Texas SPCA Ellis County Animal Care Center Suspends Operations
Animal welfare organization takes action against distemper, needs public help.
The Texas SPCA announced a two-week suspension of admissions and adoptions at all of its shelters, including the Ellis County Animal Care Center, to ensure that all of its dogs are disease-free for adoption.
Following a positive distemper test for only two dogs in the care of the animal welfare organization, the Texas SPCA immediately quarantined all animals in all of its shelters. This decision is a proactive measure prescribed by the organization’s veterinary staff to prevent the spread of the canine distemper virus which affects dogs and wildlife and is often fatal. People are not affected by distemper.
Animal caretakers have seen an increase in the rate of canine distemper infection across the state in recent months, in both wild animals and dogs. Many Texas animal care facilities have already been impacted by the viral spread, including shelters in the Dallas-Fort Worth area and near Lubbock.
Distemper infections affect a dog’s respiratory system, gastrointestinal tract, and central nervous system. Symptoms range from no visible signs of illness, to mild respiratory problems such as runny nose and eyes, to severe respiratory symptoms, thickened footpads or nasal skin, seizures, neurological deficits and decline. Animals can be contagious for months. Animals receiving medical attention may survive the course of the infection, although some die.
The infection is easily prevented by a vaccine which has an effectiveness rate of 99%.
“This disease is highly preventable when dogs are properly vaccinated,” said Texas SPCA Chief Medical Officer Dr. Amber Alu. “The vaccine is effective and costs much less than treating the disease or losing your pet to the virus. I strongly recommend that all dog and ferret owners ensure their pet’s distemper vaccination is up to date. Dog owners should also exercise caution when socializing puppies or unvaccinated dogs where dogs congregate, such as in parks.
The Ellis County Animal Care Center will be closed to adopters, volunteers and community members until at least June 22, 2022. Adoptions and animals outside the shelter are not affected. Offsite adoptions of cats and kittens at Dallas-area PetSmart stores will continue, as will equine and livestock adoptions at the SPCA of Texas’ Equine Center in McKinney. Some foster dogs will be available for adoption by appointment. Additionally, the Texas SPCA’s Mary Spencer Pet and Spaying Clinic will remain open to the public. Food and supply pickups for the Russell H. Perry Pet Resource Center will continue and customers will be met at their cars. The Ellis County Animal Care Center will quarantine animals if bitten. Receiving urgent animal cruelty inquiries will also continue.
“The Texas SPCA respectfully asks for the patience of the public as we do everything in our power to protect and care for animals in our facilities and in our community,” said Karen Froehlich, president and CEO of the Texas SPCA. “This situation indicates that the distemper virus is circulating in the community, and the Texas SPCA urges all pet owners to vaccinate all of their animals against all species-specific diseases under the direction of their veterinarian as well. than to have their animal neutered or neutered. neutered and microchipped.
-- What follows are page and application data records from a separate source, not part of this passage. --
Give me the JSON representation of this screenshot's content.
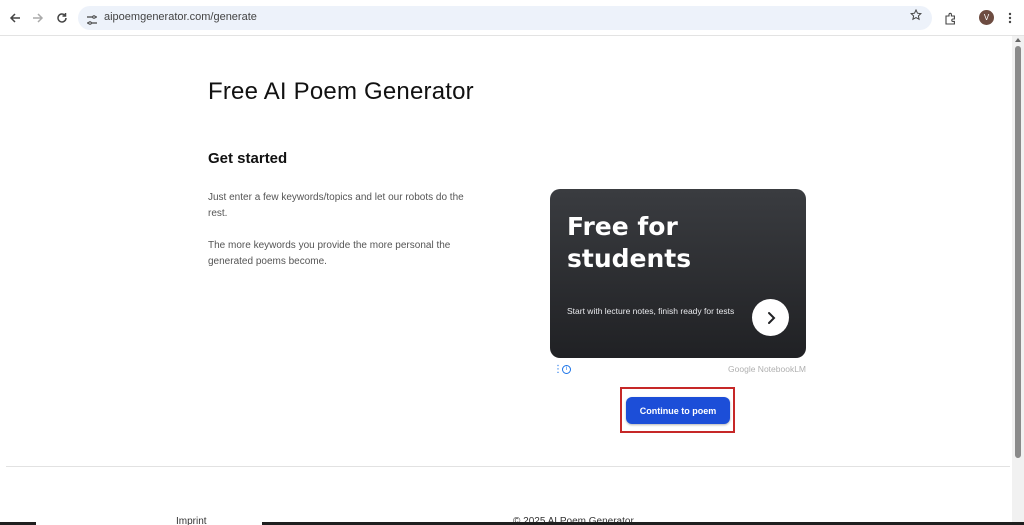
{
  "browser": {
    "url": "aipoemgenerator.com/generate",
    "avatar_initial": "V",
    "icons": {
      "back": "back-arrow-icon",
      "forward": "forward-arrow-icon",
      "reload": "reload-icon",
      "site_info": "tune-icon",
      "bookmark": "star-icon",
      "extensions": "puzzle-icon",
      "menu": "kebab-menu-icon"
    }
  },
  "page": {
    "title": "Free AI Poem Generator",
    "section_title": "Get started",
    "paragraph_1": "Just enter a few keywords/topics and let our robots do the rest.",
    "paragraph_2": "The more keywords you provide the more personal the generated poems become."
  },
  "ad": {
    "headline": "Free for students",
    "subtext": "Start with lecture notes, finish ready for tests",
    "brand": "Google NotebookLM",
    "colors": {
      "card_top": "#3a3c40",
      "card_bottom": "#202124",
      "ad_choice": "#1a73e8"
    }
  },
  "actions": {
    "continue_label": "Continue to poem",
    "colors": {
      "button": "#1c4ed8",
      "highlight_border": "#c62828"
    }
  },
  "footer": {
    "left": "Imprint",
    "center": "© 2025 AI Poem Generator"
  }
}
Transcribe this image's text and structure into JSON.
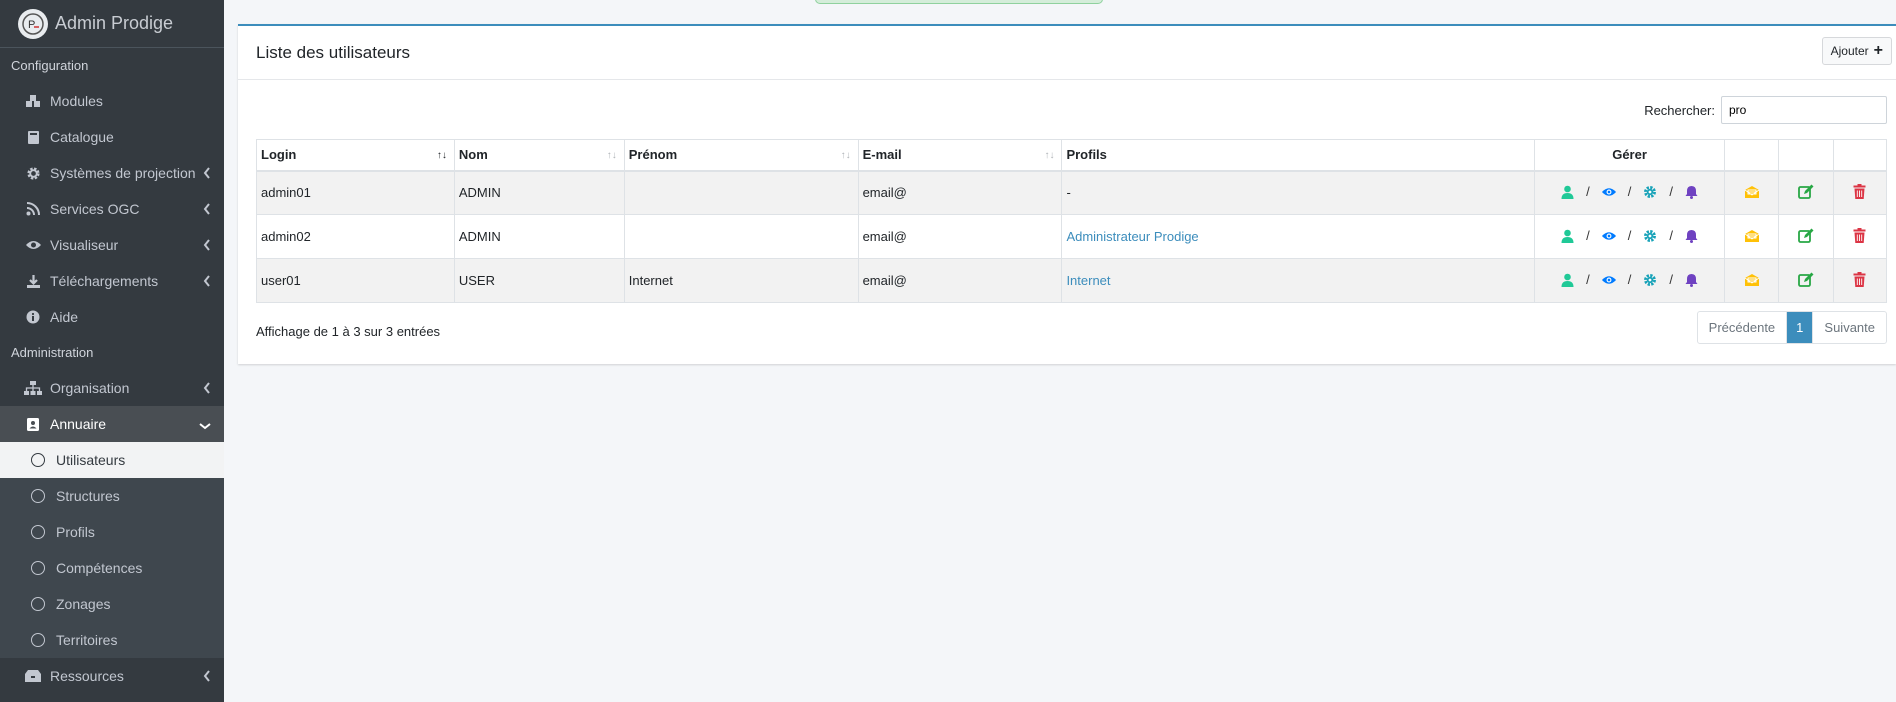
{
  "brand": {
    "title": "Admin Prodige"
  },
  "sidebar": {
    "section_config": "Configuration",
    "section_admin": "Administration",
    "config_items": [
      {
        "label": "Modules",
        "icon": "cubes-icon"
      },
      {
        "label": "Catalogue",
        "icon": "book-icon"
      },
      {
        "label": "Systèmes de projection",
        "icon": "gear-icon"
      },
      {
        "label": "Services OGC",
        "icon": "rss-icon"
      },
      {
        "label": "Visualiseur",
        "icon": "eye-icon"
      },
      {
        "label": "Téléchargements",
        "icon": "download-icon"
      },
      {
        "label": "Aide",
        "icon": "info-icon"
      }
    ],
    "admin_items": [
      {
        "label": "Organisation",
        "icon": "sitemap-icon"
      },
      {
        "label": "Annuaire",
        "icon": "address-book-icon"
      }
    ],
    "annuaire_sub": [
      {
        "label": "Utilisateurs"
      },
      {
        "label": "Structures"
      },
      {
        "label": "Profils"
      },
      {
        "label": "Compétences"
      },
      {
        "label": "Zonages"
      },
      {
        "label": "Territoires"
      }
    ],
    "ressources": {
      "label": "Ressources",
      "icon": "boxes-icon"
    }
  },
  "card": {
    "title": "Liste des utilisateurs",
    "add_label": "Ajouter"
  },
  "search": {
    "label": "Rechercher:",
    "value": "pro"
  },
  "table": {
    "headers": [
      "Login",
      "Nom",
      "Prénom",
      "E-mail",
      "Profils",
      "Gérer"
    ],
    "rows": [
      {
        "login": "admin01",
        "nom": "ADMIN",
        "prenom": "",
        "email": "email@",
        "profils": "-"
      },
      {
        "login": "admin02",
        "nom": "ADMIN",
        "prenom": "",
        "email": "email@",
        "profils": "Administrateur Prodige"
      },
      {
        "login": "user01",
        "nom": "USER",
        "prenom": "Internet",
        "email": "email@",
        "profils": "Internet"
      }
    ],
    "separator": "/"
  },
  "footer": {
    "info": "Affichage de 1 à 3 sur 3 entrées",
    "prev": "Précédente",
    "page": "1",
    "next": "Suivante"
  },
  "colors": {
    "sidebar_bg": "#343a40",
    "accent": "#3c8dbc",
    "user_icon": "#20c997",
    "eye_icon": "#007bff",
    "gear_icon": "#17a2b8",
    "bell_icon": "#6f42c1",
    "mail_icon": "#ffc107",
    "edit_icon": "#28a745",
    "delete_icon": "#dc3545"
  }
}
The Texas SPCA ensures that all dogs adopted from its shelters are vaccinated and disease-free. The quarantine was put in place as part of the organization’s mission to provide exceptional care for every animal. Suspending operations at its shelters and quarantining the animals will cost the Texas SPCA dearly. Any donation made through the organization’s support page, even as little as $5, can help the 501(c)(3) nonprofit organization meet the needs of the animals in their care.